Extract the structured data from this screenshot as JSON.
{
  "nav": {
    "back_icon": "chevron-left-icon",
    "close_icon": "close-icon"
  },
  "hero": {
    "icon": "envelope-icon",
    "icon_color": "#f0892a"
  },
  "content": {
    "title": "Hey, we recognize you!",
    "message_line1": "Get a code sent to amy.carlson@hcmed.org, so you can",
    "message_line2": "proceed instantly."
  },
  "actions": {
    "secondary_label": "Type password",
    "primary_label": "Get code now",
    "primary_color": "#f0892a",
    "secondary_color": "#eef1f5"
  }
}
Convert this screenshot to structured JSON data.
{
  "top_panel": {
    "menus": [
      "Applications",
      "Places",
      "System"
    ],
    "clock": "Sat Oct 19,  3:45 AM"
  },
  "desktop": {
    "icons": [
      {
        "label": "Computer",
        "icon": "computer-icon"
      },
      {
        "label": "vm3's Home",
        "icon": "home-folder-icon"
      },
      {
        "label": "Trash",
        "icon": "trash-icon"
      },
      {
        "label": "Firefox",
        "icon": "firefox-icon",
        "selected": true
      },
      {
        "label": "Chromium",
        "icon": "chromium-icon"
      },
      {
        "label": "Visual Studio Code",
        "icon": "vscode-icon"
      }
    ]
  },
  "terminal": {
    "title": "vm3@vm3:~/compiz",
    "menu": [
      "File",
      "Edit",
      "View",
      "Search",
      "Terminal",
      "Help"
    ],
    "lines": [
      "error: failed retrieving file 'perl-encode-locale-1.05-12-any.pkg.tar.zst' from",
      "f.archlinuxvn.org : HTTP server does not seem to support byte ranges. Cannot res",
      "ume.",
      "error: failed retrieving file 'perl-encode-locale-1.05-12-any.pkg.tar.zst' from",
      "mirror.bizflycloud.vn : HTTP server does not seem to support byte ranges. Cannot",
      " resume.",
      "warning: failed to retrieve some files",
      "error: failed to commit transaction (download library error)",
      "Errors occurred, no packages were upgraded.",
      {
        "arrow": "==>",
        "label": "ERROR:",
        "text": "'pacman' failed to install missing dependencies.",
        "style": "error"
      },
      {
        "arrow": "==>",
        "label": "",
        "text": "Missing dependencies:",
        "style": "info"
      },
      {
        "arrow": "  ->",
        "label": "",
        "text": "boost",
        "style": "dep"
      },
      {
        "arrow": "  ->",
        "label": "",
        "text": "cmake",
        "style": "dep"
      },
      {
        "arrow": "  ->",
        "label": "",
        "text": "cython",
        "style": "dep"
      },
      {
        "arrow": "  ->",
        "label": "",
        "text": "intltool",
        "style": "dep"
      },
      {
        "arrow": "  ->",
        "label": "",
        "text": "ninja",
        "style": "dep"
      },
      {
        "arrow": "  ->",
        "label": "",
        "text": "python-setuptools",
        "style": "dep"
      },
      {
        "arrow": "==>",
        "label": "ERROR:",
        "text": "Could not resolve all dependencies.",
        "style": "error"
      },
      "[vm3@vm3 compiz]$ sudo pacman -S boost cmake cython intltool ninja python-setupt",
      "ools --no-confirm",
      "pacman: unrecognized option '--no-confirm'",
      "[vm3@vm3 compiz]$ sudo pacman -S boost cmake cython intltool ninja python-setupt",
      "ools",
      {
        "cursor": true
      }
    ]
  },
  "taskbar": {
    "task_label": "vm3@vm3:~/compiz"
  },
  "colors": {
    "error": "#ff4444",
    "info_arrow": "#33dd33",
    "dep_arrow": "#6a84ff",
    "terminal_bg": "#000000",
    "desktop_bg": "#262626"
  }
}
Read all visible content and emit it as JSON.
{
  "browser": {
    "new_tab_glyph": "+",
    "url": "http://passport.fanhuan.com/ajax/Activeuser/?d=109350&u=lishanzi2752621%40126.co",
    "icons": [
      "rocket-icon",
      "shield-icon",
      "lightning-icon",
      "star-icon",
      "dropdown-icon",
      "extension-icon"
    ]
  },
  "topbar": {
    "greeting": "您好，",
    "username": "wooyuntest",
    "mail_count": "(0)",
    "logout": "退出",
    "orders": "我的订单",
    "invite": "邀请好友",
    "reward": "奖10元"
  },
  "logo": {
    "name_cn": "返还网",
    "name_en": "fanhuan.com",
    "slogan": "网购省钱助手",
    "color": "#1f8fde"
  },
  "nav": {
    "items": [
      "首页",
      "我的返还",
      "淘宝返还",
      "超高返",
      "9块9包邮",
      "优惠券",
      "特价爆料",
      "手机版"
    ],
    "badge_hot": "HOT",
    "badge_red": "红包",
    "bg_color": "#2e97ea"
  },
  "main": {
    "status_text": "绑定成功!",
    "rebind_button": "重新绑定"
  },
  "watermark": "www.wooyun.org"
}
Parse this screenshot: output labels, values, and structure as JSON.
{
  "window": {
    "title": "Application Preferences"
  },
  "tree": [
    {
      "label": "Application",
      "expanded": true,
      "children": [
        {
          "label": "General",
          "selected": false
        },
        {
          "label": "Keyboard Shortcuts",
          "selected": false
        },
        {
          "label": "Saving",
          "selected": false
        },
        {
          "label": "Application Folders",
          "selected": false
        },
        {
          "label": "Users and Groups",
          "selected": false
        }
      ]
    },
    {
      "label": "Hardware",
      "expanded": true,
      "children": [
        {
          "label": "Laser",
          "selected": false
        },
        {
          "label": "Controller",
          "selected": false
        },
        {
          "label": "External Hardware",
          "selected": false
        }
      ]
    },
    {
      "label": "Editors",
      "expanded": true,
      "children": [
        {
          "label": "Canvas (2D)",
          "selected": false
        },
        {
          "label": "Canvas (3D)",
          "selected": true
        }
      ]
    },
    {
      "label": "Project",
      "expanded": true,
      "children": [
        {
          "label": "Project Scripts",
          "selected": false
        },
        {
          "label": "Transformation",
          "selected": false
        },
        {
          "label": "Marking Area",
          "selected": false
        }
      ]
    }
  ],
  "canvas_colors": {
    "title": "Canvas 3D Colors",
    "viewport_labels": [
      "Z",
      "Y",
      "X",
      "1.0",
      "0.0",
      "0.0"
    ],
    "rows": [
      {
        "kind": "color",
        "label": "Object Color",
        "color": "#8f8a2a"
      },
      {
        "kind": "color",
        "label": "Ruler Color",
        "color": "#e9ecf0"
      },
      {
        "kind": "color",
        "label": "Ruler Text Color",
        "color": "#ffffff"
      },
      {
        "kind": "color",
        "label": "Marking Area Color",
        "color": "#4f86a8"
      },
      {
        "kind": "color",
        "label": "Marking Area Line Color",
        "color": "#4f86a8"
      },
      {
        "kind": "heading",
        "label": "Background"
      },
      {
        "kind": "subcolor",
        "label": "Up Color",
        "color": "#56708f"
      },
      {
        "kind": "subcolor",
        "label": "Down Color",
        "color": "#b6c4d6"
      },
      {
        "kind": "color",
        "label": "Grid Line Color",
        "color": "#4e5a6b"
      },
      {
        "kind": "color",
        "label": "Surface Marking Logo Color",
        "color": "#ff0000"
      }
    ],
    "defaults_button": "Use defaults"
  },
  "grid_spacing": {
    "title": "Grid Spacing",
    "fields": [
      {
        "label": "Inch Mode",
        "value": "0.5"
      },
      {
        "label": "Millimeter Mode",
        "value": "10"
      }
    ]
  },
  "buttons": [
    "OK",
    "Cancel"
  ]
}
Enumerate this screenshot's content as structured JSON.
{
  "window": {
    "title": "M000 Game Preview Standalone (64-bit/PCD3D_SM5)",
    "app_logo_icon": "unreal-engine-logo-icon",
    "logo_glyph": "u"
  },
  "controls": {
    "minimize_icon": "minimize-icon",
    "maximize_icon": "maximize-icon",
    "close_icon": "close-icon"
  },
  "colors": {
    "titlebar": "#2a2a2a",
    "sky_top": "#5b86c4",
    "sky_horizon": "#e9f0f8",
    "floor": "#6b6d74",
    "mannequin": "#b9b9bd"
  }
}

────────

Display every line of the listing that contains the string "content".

  "content": {
Read all visible content and emit it as JSON.
Enumerate this screenshot's content as structured JSON.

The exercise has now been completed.